I recall feeling the same back in the spring, when I resumed running after laying off for six weeks to recover from three days in the hospital in late February. I landed there after finishing a long mountain trail event, down with rhabdomyolysis or “rhabdo,” caused by muscle waste inflaming the kidneys.  But I bounced back quickly and hustled to get ready for the Cruel Jewel 100-miler, a tough run in northeastern Georgia in May. I got 80 miles at CJ and felt good about it.

Today I can tell I haven’t bounced back. I ease off my pace, shorten my stride, work on breathing. I recall how good it felt when back in June, only four months ago, I finished a 50-mile night race on these same trails and was ready to go again within days.

The westbound cross of the “T” is a mile out and back, so I meet Alex streaking past after he makes his turn, we yell encouragement. I steam on, make one more turn and see the concrete marker for the Oak Ridge Trail. Passing the marker, you’re as good as finished with the “out” part of Old Black Top.

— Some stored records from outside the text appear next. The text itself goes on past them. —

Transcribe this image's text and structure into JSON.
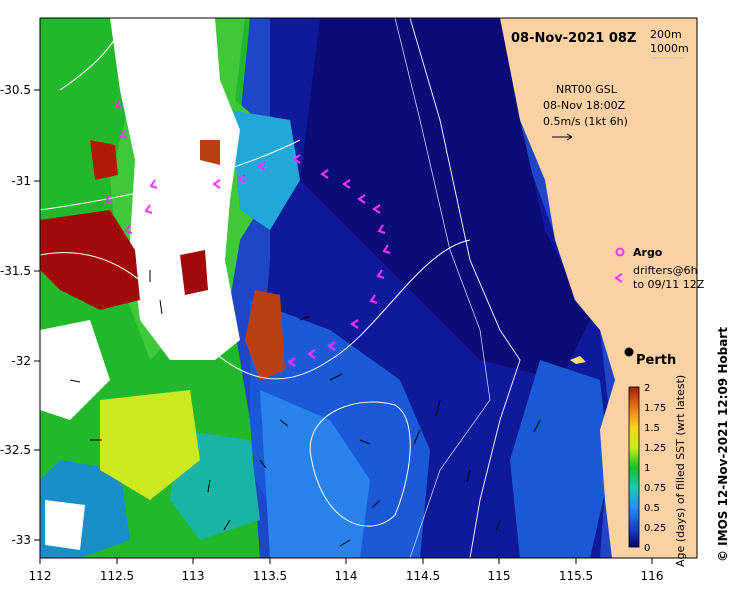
{
  "map": {
    "timestamp": "08-Nov-2021 08Z",
    "isobaths": [
      "200m",
      "1000m"
    ],
    "current_source": "NRT00 GSL",
    "current_time": "08-Nov 18:00Z",
    "current_scale": "0.5m/s (1kt 6h)",
    "city": "Perth",
    "legend_argo": "Argo",
    "legend_drifters_line1": "drifters@6h",
    "legend_drifters_line2": "to 09/11 12Z",
    "credit": "© IMOS 12-Nov-2021 12:09 Hobart",
    "x_ticks": [
      "112",
      "112.5",
      "113",
      "113.5",
      "114",
      "114.5",
      "115",
      "115.5",
      "116"
    ],
    "y_ticks": [
      "-30.5",
      "-31",
      "-31.5",
      "-32",
      "-32.5",
      "-33"
    ],
    "colorbar": {
      "label": "Age (days) of filled SST (wrt latest)",
      "ticks": [
        "0",
        "0.25",
        "0.5",
        "0.75",
        "1",
        "1.25",
        "1.5",
        "1.75",
        "2"
      ]
    },
    "colors": {
      "land": "#fcd2a4",
      "deep_ocean": "#101080",
      "argo": "#ff33ff",
      "drifters": "#ff33ff"
    }
  }
}
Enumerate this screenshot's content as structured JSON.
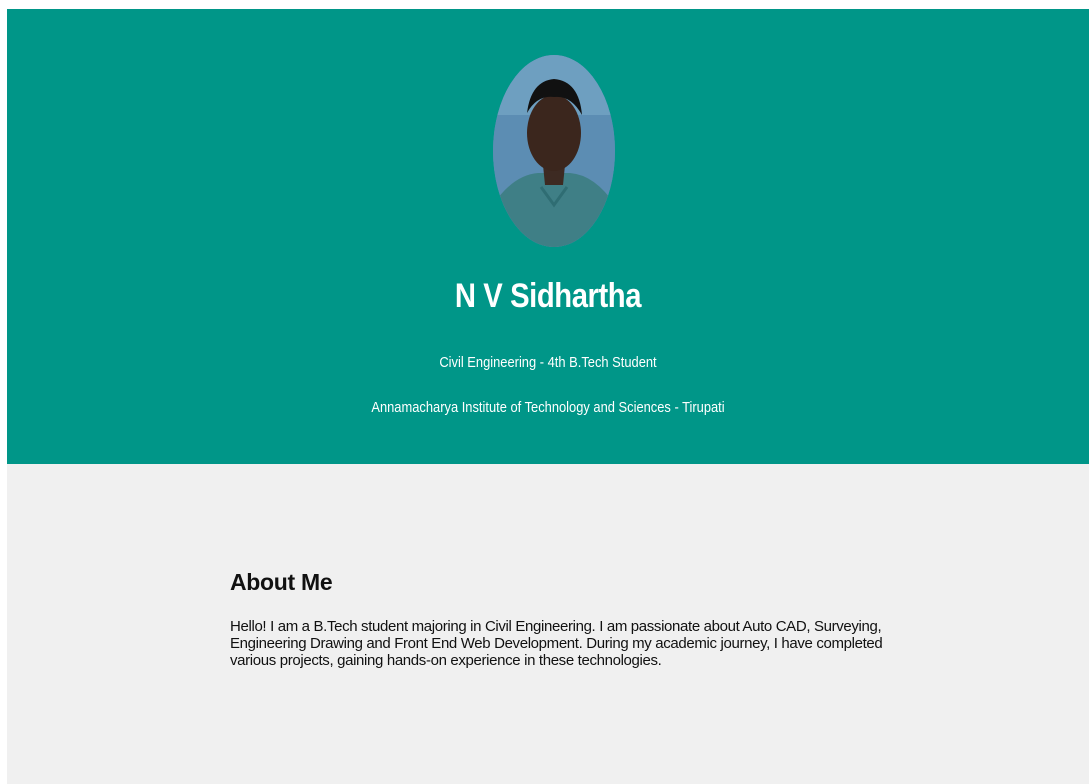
{
  "header": {
    "avatar_icon": "profile-photo",
    "name": "N V Sidhartha",
    "subtitle_line1": "Civil Engineering - 4th B.Tech Student",
    "subtitle_line2": "Annamacharya Institute of Technology and Sciences - Tirupati",
    "background_color": "#009688"
  },
  "about": {
    "title": "About Me",
    "text": "Hello! I am a B.Tech student majoring in Civil Engineering. I am passionate about Auto CAD, Surveying, Engineering Drawing and Front End Web Development. During my academic journey, I have completed various projects, gaining hands-on experience in these technologies."
  }
}
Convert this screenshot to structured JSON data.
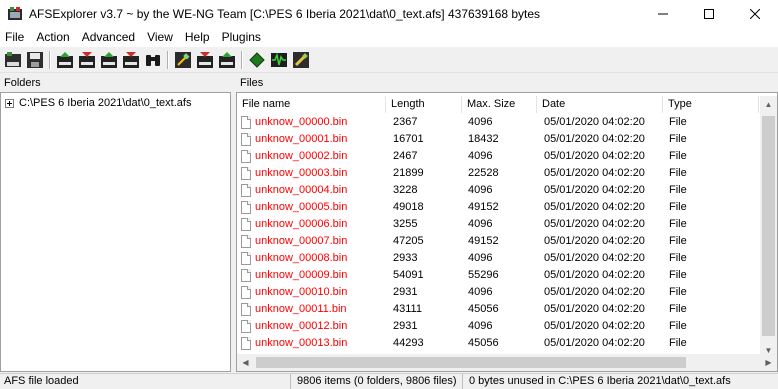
{
  "window": {
    "title": "AFSExplorer v3.7  ~ by the WE-NG Team [C:\\PES 6 Iberia 2021\\dat\\0_text.afs] 437639168 bytes",
    "minimize_icon": "minimize-icon",
    "maximize_icon": "maximize-icon",
    "close_icon": "close-icon"
  },
  "menu": [
    "File",
    "Action",
    "Advanced",
    "View",
    "Help",
    "Plugins"
  ],
  "toolbar": {
    "buttons": [
      "open-afs",
      "save",
      "import-file",
      "export-file",
      "import-dir",
      "export-dir",
      "search",
      "rebuild",
      "import-afs",
      "export-afs",
      "green-diamond",
      "waveform",
      "pencil-tool"
    ]
  },
  "folders": {
    "label": "Folders",
    "tree_root": "C:\\PES 6 Iberia 2021\\dat\\0_text.afs"
  },
  "files": {
    "label": "Files",
    "columns": [
      "File name",
      "Length",
      "Max. Size",
      "Date",
      "Type"
    ],
    "rows": [
      {
        "name": "unknow_00000.bin",
        "length": "2367",
        "max": "4096",
        "date": "05/01/2020 04:02:20",
        "type": "File"
      },
      {
        "name": "unknow_00001.bin",
        "length": "16701",
        "max": "18432",
        "date": "05/01/2020 04:02:20",
        "type": "File"
      },
      {
        "name": "unknow_00002.bin",
        "length": "2467",
        "max": "4096",
        "date": "05/01/2020 04:02:20",
        "type": "File"
      },
      {
        "name": "unknow_00003.bin",
        "length": "21899",
        "max": "22528",
        "date": "05/01/2020 04:02:20",
        "type": "File"
      },
      {
        "name": "unknow_00004.bin",
        "length": "3228",
        "max": "4096",
        "date": "05/01/2020 04:02:20",
        "type": "File"
      },
      {
        "name": "unknow_00005.bin",
        "length": "49018",
        "max": "49152",
        "date": "05/01/2020 04:02:20",
        "type": "File"
      },
      {
        "name": "unknow_00006.bin",
        "length": "3255",
        "max": "4096",
        "date": "05/01/2020 04:02:20",
        "type": "File"
      },
      {
        "name": "unknow_00007.bin",
        "length": "47205",
        "max": "49152",
        "date": "05/01/2020 04:02:20",
        "type": "File"
      },
      {
        "name": "unknow_00008.bin",
        "length": "2933",
        "max": "4096",
        "date": "05/01/2020 04:02:20",
        "type": "File"
      },
      {
        "name": "unknow_00009.bin",
        "length": "54091",
        "max": "55296",
        "date": "05/01/2020 04:02:20",
        "type": "File"
      },
      {
        "name": "unknow_00010.bin",
        "length": "2931",
        "max": "4096",
        "date": "05/01/2020 04:02:20",
        "type": "File"
      },
      {
        "name": "unknow_00011.bin",
        "length": "43111",
        "max": "45056",
        "date": "05/01/2020 04:02:20",
        "type": "File"
      },
      {
        "name": "unknow_00012.bin",
        "length": "2931",
        "max": "4096",
        "date": "05/01/2020 04:02:20",
        "type": "File"
      },
      {
        "name": "unknow_00013.bin",
        "length": "44293",
        "max": "45056",
        "date": "05/01/2020 04:02:20",
        "type": "File"
      }
    ]
  },
  "status": {
    "left": "AFS file loaded",
    "middle": "9806 items (0 folders, 9806 files)",
    "right": "0 bytes unused in C:\\PES 6 Iberia 2021\\dat\\0_text.afs"
  },
  "colors": {
    "filename_red": "#ff0000",
    "scroll_thumb": "#cdcdcd"
  }
}
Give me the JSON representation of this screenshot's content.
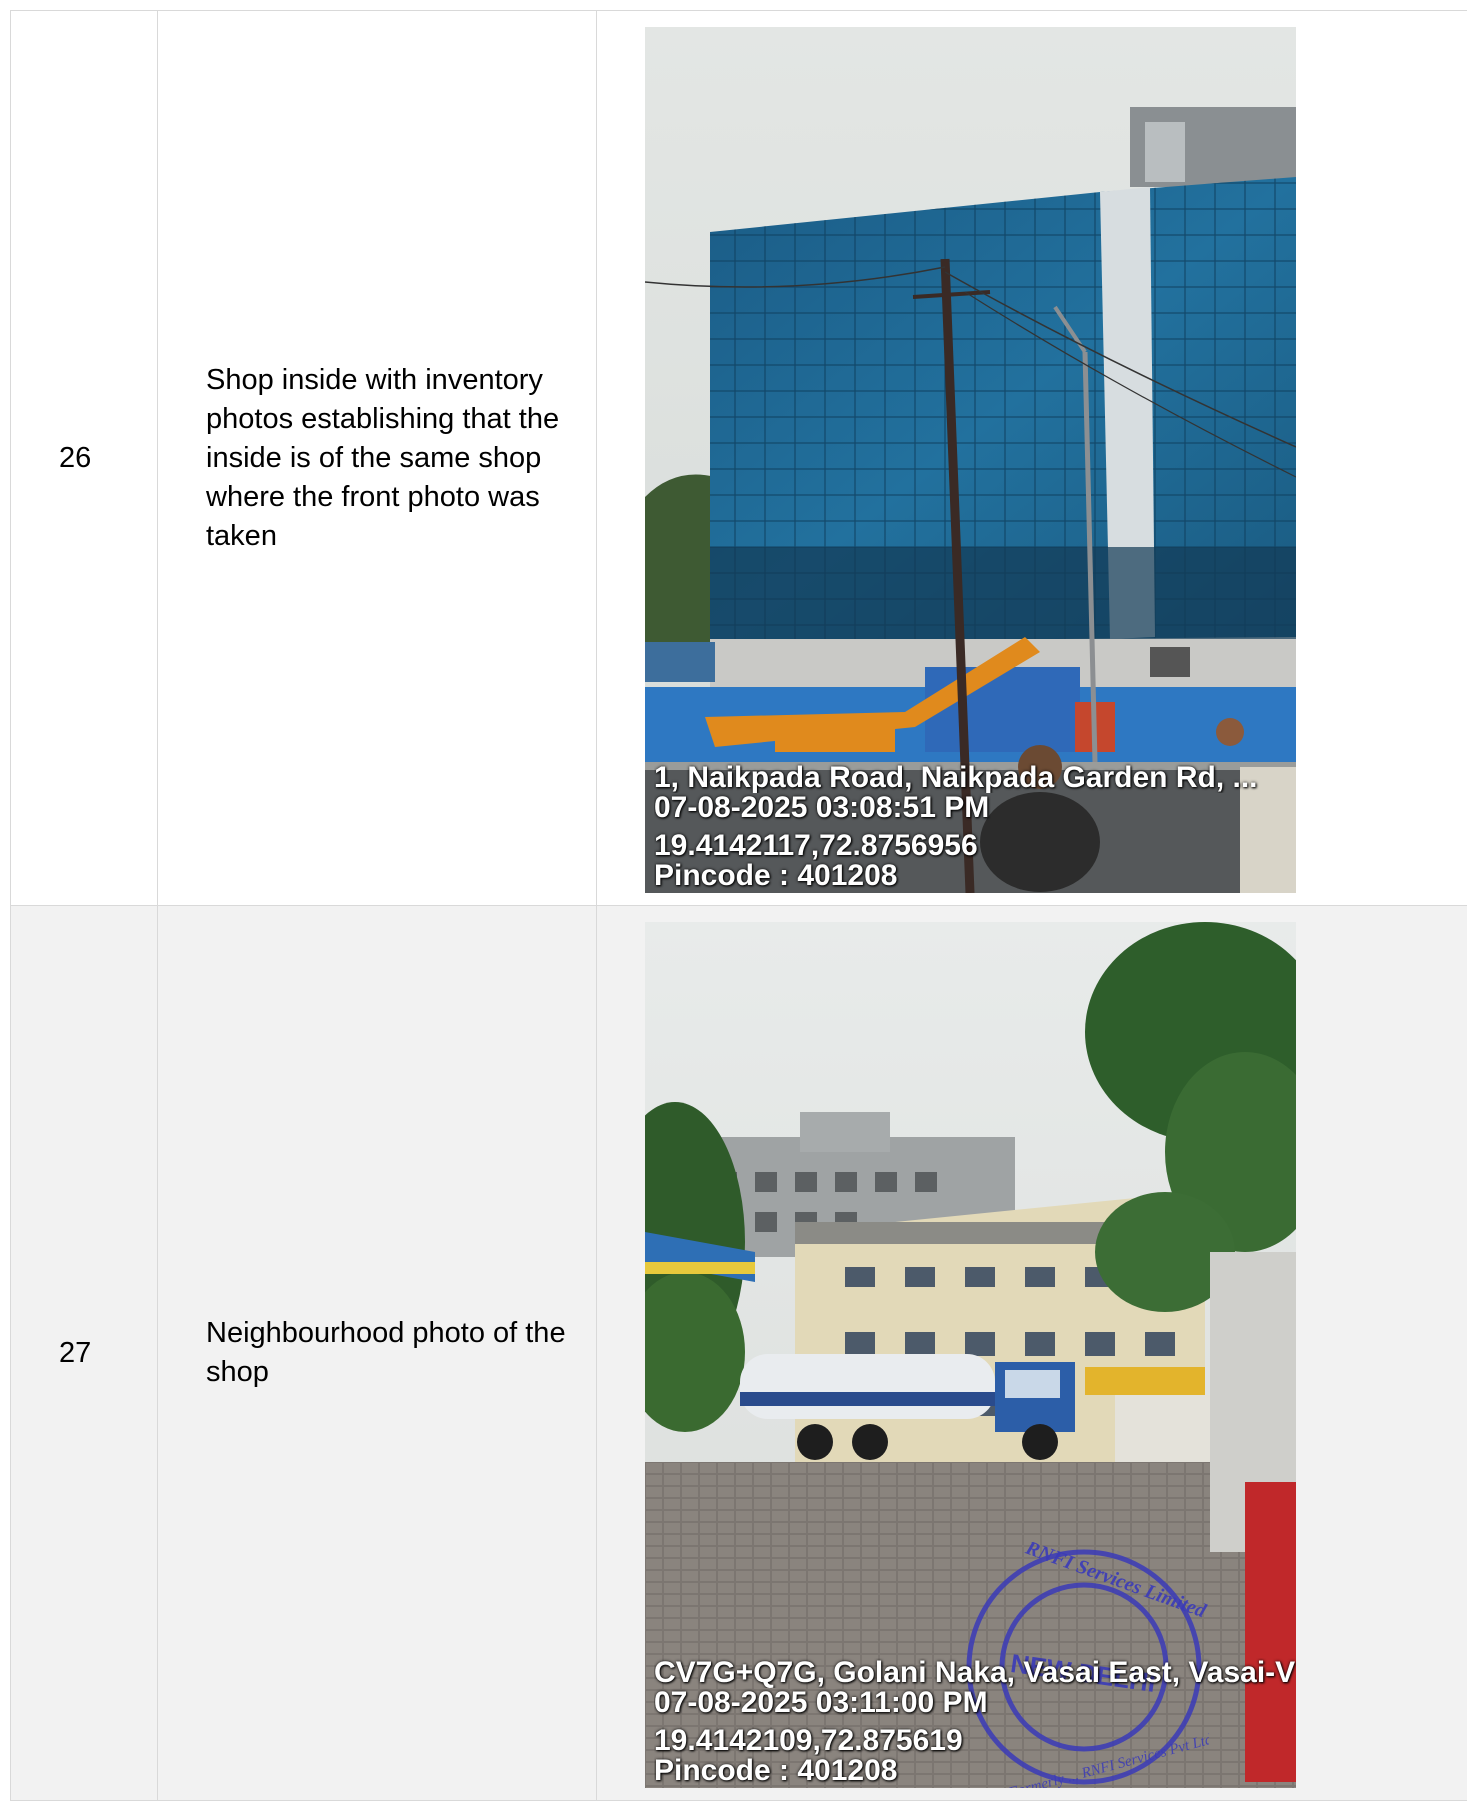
{
  "rows": [
    {
      "number": "26",
      "description": "Shop inside with inventory photos establishing that the inside is of the same shop where the front photo was taken",
      "photo": {
        "subject": "building",
        "address": "1, Naikpada Road, Naikpada Garden Rd, ...",
        "datetime": "07-08-2025 03:08:51 PM",
        "coords": "19.4142117,72.8756956",
        "pincode": "Pincode : 401208"
      }
    },
    {
      "number": "27",
      "description": "Neighbourhood photo of the shop",
      "photo": {
        "subject": "neighbourhood",
        "address": "CV7G+Q7G, Golani Naka, Vasai East, Vasai-V",
        "datetime": "07-08-2025 03:11:00 PM",
        "coords": "19.4142109,72.875619",
        "pincode": "Pincode : 401208",
        "stamp": {
          "company": "RNFI Services Limited",
          "city": "NEW DELHI",
          "formerly": "Formerly ... RNFI Services Pvt Ltd"
        }
      }
    }
  ],
  "colors": {
    "border": "#d9d9d9",
    "alt_row": "#f2f2f2",
    "stamp_ink": "#3b3bb8"
  }
}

I make the turn, feeling good. On the return the trail dips slightly and I lengthen my stride, feeling a breeze as I pick up the pace. It’s a fast mile back to the intersection and I push hard past it, then head east toward the Turkey Run campground. I feel the chest thing still nagging. There’s Alex again, heading back now, half-mile ahead of me. We high-five and he’s gone, and—I admit it—I slow down. We’re not racing, after all.

In a way, we are, or I am. I need this slog. I’m moving well, the woods is flowing by, the trail a hazy vision through brilliant fall colors. The not-so-secret truth about these things: keep moving, never stop. A sudden spasm of pain rises from my stomach. I slug some water, then slug more. I wheeze a bit and let up. I’m back on the downside of Burma Road, heading for the bridge. From there, two more turns and a gentle climb to the gate at 234.

When I ran tough trails three or four times each week I flew over these fire roads. Things are different now. Highly unlikely I’ll be attempting Cruel Jewel’s Dragon Spine next May, as I hoped to just a couple of months ago. That’s tough on my ego. But it’s a dose of brute reality. After all, the joy of existence is in recognizing its nature, and its creation. That is, recognizing God’s defiant presence in our lives, whatever our lives mean to us, maybe in a sudden flash of understanding, maybe on a forest trail, somewhere, anywhere.

I see the 234 gate coming to me. Another small finish, another task completed. I settle into a slow, then a still-slower jog, savoring the physical rush, but then taking in the lesson hidden in the quiet of the woods: keep moving, never stop—persevere, face the pain and doubt, complete the mission, reach the trail’s end.